When much of the business world switched to work-from-home (WFH), people quickly became accustomed to holding and attending virtual meetings rather than coming together in person. But while a good portion of workers initially expected the change would only be temporary, many have now signaled they want to remain remote long term. It’s unlikely that everyone will be offsite forever, though—some people are opting for a mix of in-office and at-home days. Others may decide they prefer working at a company location, and they might spend most days at a traditional office-based desk with the ability to work remotely when inclement weather strikes or during school breaks.
Because hybrid work groups that blend onsite and offsite members are becoming more routine, project teams should reassess the practices and toolsets they use for collaboration. Solutions launched at the start of the pandemic may benefit from an update, and strategies intended to address short-term requirements might need to be expanded.
- Can remote and onsite stakeholders participate equally in discussions?
- Do participants have access to meeting recordings—including visual materials, chat discussions, poll results, etc.—from the events they attended?
- Are similar features and functionalities available to attendees joining meetings online as well as those in a traditional conference room?
- Have vendors or other non-company meeting participants encountered difficulty accessing virtual events in the past? Do any of those glitches continue today?
Recognizing that your meeting attendee profile could continue to evolve in the coming years, this is a good opportunity to take a fresh look at how well your collaboration functionality matches today’s project needs and consider ways to step up your hybrid meeting experience going forward.
Review your bandwidth
Even though some of your meeting attendees may now be joining events from a shared location, don’t count on your bandwidth needs dropping. In fact, some organizations could find they’ve been limping along with less connectivity horsepower than they really need. The increased functionality of the latest generation of collaboration solutions means that a good user experience relies on fast connections and enough bandwidth to support simultaneous voice and video, screen sharing, virtual whiteboards, instant messaging, breakout discussion spaces, and a host of other features. Work with your technology team to revisit your current connection capabilities to ensure the project group can continue to have smooth and productive meetings.
The risk of cyberattacks continues to rise, and project teams need to remember the importance of maintaining good security awareness. Your IT group may have already helped remote workers set up secure network connections for their homes, but this is a good time to confirm that onsite equipment and connection hubs—conference rooms, training spaces, demonstration units, etc.—are also properly protected. Some organizations may not have kept up with security patches or other measures for facility-based assets during the pandemic, simply because the equipment wasn’t in use while everyone worked at home. Reinstating a strong security posture around your physical collaboration tools will help ensure your project team doesn’t open the door to cyber criminals.

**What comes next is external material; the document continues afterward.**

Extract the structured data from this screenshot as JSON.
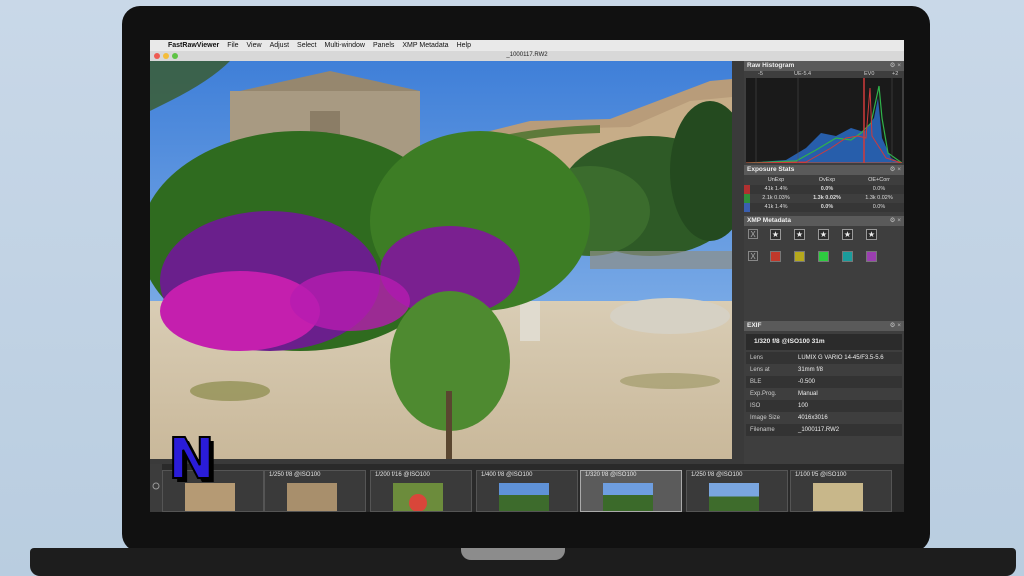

Assess needs that are still on the horizon
Are there some features you want to add in the near future? If functionalities such as automated transcription of discussion notes or the ability to connect individual remote locations and dedicated conference room systems in the same meeting weren’t a necessity before, consider if they’ll be a worthwhile addition in the coming year or two. By incorporating newer features and expanding your collaboration toolset, you can more fully support a hybrid team and deliver a richer meeting experience for your project stakeholders.